Dad died on August 12th at age 91. That was my birthday. I wondered how difficult it would be to write an article so soon after his death, but what I learned last week needs to be shared. It’s a story about what dads struggle to tell us.
Mothers tend to take the nurturing roles and dads typically are forced to play certain roles that are not as much fun. They are the disciplinarians, the stern role models, and often do not let us know how much they truly care. At least that’s the way it seemed with dad until this week.
Part of what drives those roles with the men that grew up in dad’s era as they had to work extra hard because life was not easy. I believe that people who grew up through the Great Depression and WW II are some of the bests. They sacrificed so much. They were creative. Their efforts improved the lives of future generations.
Something that stands out is how much they naturally stayed involved in helping others. So many of the organizations that were started during their lifetime required hard work, dedication, involvement, and volunteering. They never seemed to be “too busy”.
Dad participated in many ways and did not expect any recognition. He just helped where he could. A great example of his beliefs was given during his funeral at the Sacred Heart Catholic Church when Reverend Leo Kosch made sure the back doors of the church were left open, so the outside West doors were visible. A bright light shined through the windows dad had installed. The window installation was not easy. Dad didn’t want anyone to know he had installed the windows until after he died because he did not do it for the recognition.
No one remained a stranger around dad. A great example was a gentleman I met at dad’s funeral. “Bill” explained he came to Lincoln in the ‘70s from his farm for dinner one night and was all alone. Dad saw his 25-county license plate, which is “back home” in Butler County. That was all dad needed. They talked like old friends and developed a friendship through the years.

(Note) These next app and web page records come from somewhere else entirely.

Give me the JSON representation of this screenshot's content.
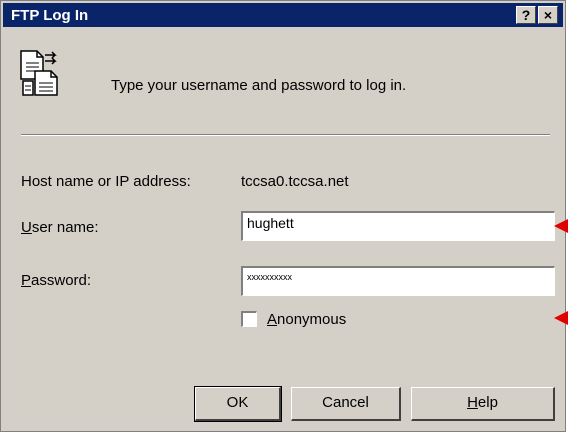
{
  "window": {
    "title": "FTP Log In",
    "help_glyph": "?",
    "close_glyph": "×"
  },
  "intro_text": "Type your username and password to log in.",
  "host": {
    "label": "Host name or IP address:",
    "value": "tccsa0.tccsa.net"
  },
  "username": {
    "label_mnemonic": "U",
    "label_rest": "ser name:",
    "value": "hughett"
  },
  "password": {
    "label_mnemonic": "P",
    "label_rest": "assword:",
    "value": "xxxxxxxxxx"
  },
  "anonymous": {
    "label_mnemonic": "A",
    "label_rest": "nonymous",
    "checked": false
  },
  "buttons": {
    "ok": "OK",
    "cancel": "Cancel",
    "help_mnemonic": "H",
    "help_rest": "elp"
  },
  "colors": {
    "title_bar": "#0a246a",
    "dialog_bg": "#d4d0c8",
    "annotation_arrow": "#e00000"
  },
  "icons": [
    "ftp-login-icon",
    "help-icon",
    "close-icon"
  ]
}
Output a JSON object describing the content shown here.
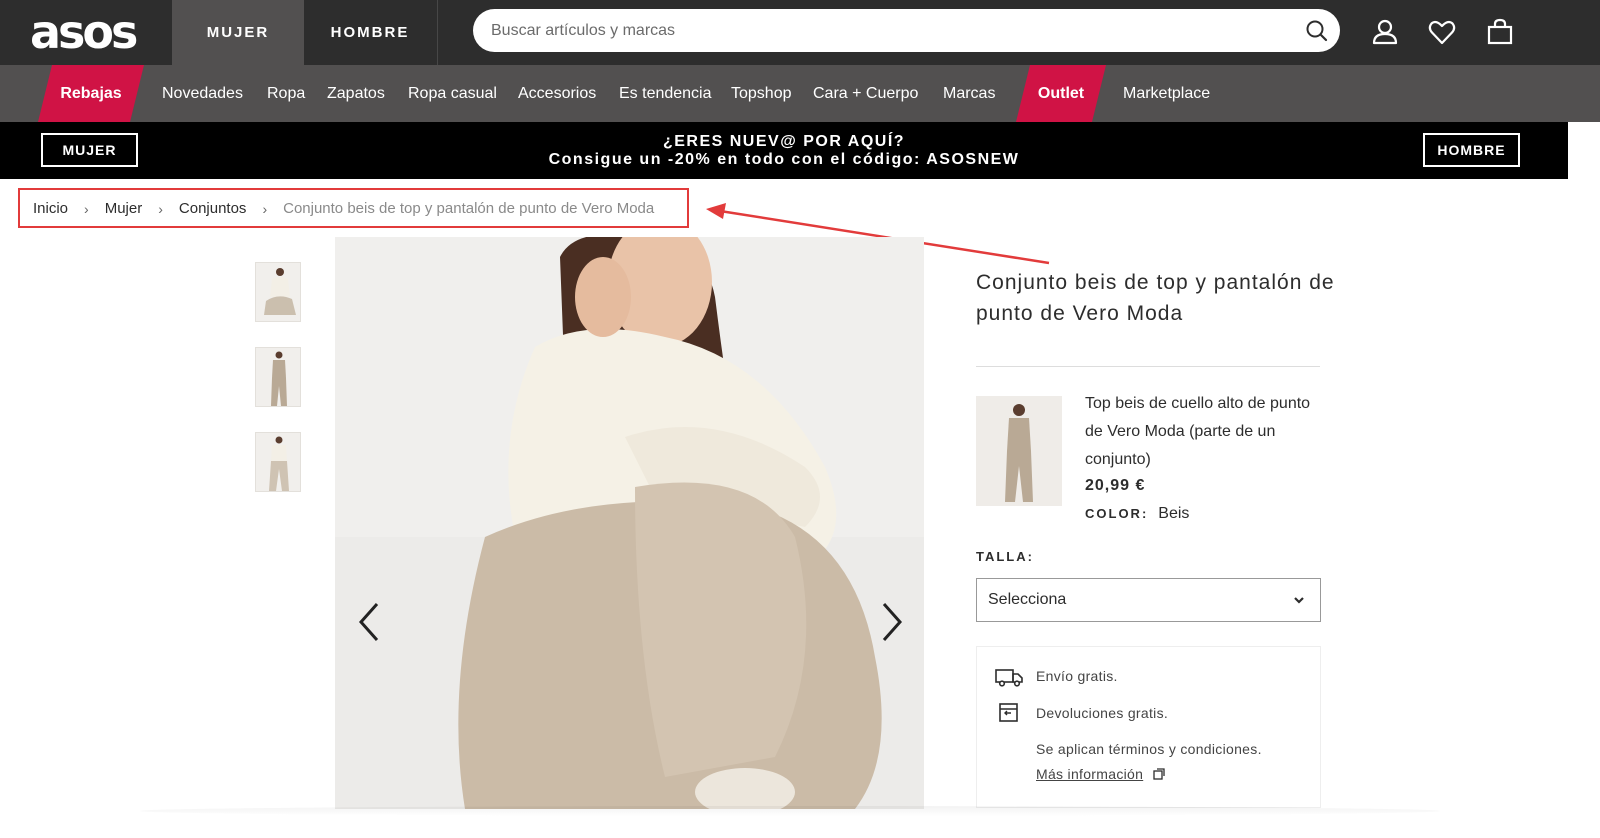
{
  "header": {
    "logo": "asos",
    "tabs": [
      {
        "label": "MUJER",
        "active": true
      },
      {
        "label": "HOMBRE",
        "active": false
      }
    ],
    "search": {
      "placeholder": "Buscar artículos y marcas",
      "value": ""
    },
    "icons": [
      "search-icon",
      "account-icon",
      "heart-icon",
      "bag-icon"
    ]
  },
  "category_nav": {
    "items": [
      {
        "label": "Rebajas",
        "highlight": true
      },
      {
        "label": "Novedades"
      },
      {
        "label": "Ropa"
      },
      {
        "label": "Zapatos"
      },
      {
        "label": "Ropa casual"
      },
      {
        "label": "Accesorios"
      },
      {
        "label": "Es tendencia"
      },
      {
        "label": "Topshop"
      },
      {
        "label": "Cara + Cuerpo"
      },
      {
        "label": "Marcas"
      },
      {
        "label": "Outlet",
        "highlight": true
      },
      {
        "label": "Marketplace"
      }
    ]
  },
  "promo": {
    "left_button": "MUJER",
    "line1": "¿ERES NUEV@ POR AQUÍ?",
    "line2": "Consigue un -20% en todo con el código: ASOSNEW",
    "right_button": "HOMBRE"
  },
  "breadcrumb": {
    "items": [
      "Inicio",
      "Mujer",
      "Conjuntos"
    ],
    "current": "Conjunto beis de top y pantalón de punto de Vero Moda",
    "separator": "›"
  },
  "product": {
    "title": "Conjunto beis de top y pantalón de punto de Vero Moda",
    "item": {
      "name": "Top beis de cuello alto de punto de Vero Moda (parte de un conjunto)",
      "price": "20,99 €",
      "color_label": "COLOR:",
      "color_value": "Beis"
    },
    "size": {
      "label": "TALLA:",
      "selected": "Selecciona"
    },
    "info": {
      "shipping": "Envío gratis.",
      "returns": "Devoluciones gratis.",
      "terms": "Se aplican términos y condiciones.",
      "more_link": "Más información"
    }
  },
  "colors": {
    "header_bg": "#2d2d2d",
    "nav_bg": "#525050",
    "accent_red": "#d01345",
    "annotation_red": "#e23b3b"
  }
}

A turning point for mom and dad was when they were sitting at dinner at a packed lounge in Lincoln one night and a couple was standing at the door waiting for a table. Of course, dad offered them a place to sit. That couple became great friends that taught them how to polka dance. Dad’s random act of kindness started a hobby that took mom and dad to hundreds of dances for over 40 years after that; most of them polka dances. They had dance friends in almost all of the surrounding communities.
Dad outlived many of his friends and commented a few months ago there were not many left to attend his funeral. The reality is he touched lots of lives. There were so many that sent cards, called, attended the funeral, and have reached out. Thank you!
I thought I knew dad well, but it wasn’t until helping mom sort through the things dad cherished did a hidden message come resonating back at me that answered personal questions. I always wondered if I stacked up to dad’s expectations. Was I good enough? Did dad appreciate my efforts? Then I found dad’s 3” thick binder that contained the history of John Henry's Plumbing, Heating, and Air.
That binder was something dad had held hundreds of times as he put it together. Dad documented every business achievement, articles since 2001, advertisements, and newspaper clippings there had been since John Henry's Plumbing, Heating, and Air began 20 years ago next month. Dad knew I would find it and understand his message that may have been difficult to say out loud. Those are the messages we get from beyond. Yes dad, I now understand. I also know the challenge will always be there to continue to get better and I will never let you down.
Since this article is supposed to be about heating and air conditioning this week, please consider doing what dad did for years in preparation for the weather Nebraska gives us. That was of course letting John Henry's Plumbing, Heating, and Air provide service maintenance twice a year on his heat pump and furnace.
All things come to pass. Dad struggled with his health these last three years and has found peace. I can envision him listening to polkas in heaven and talking to his many friends as he looks for more!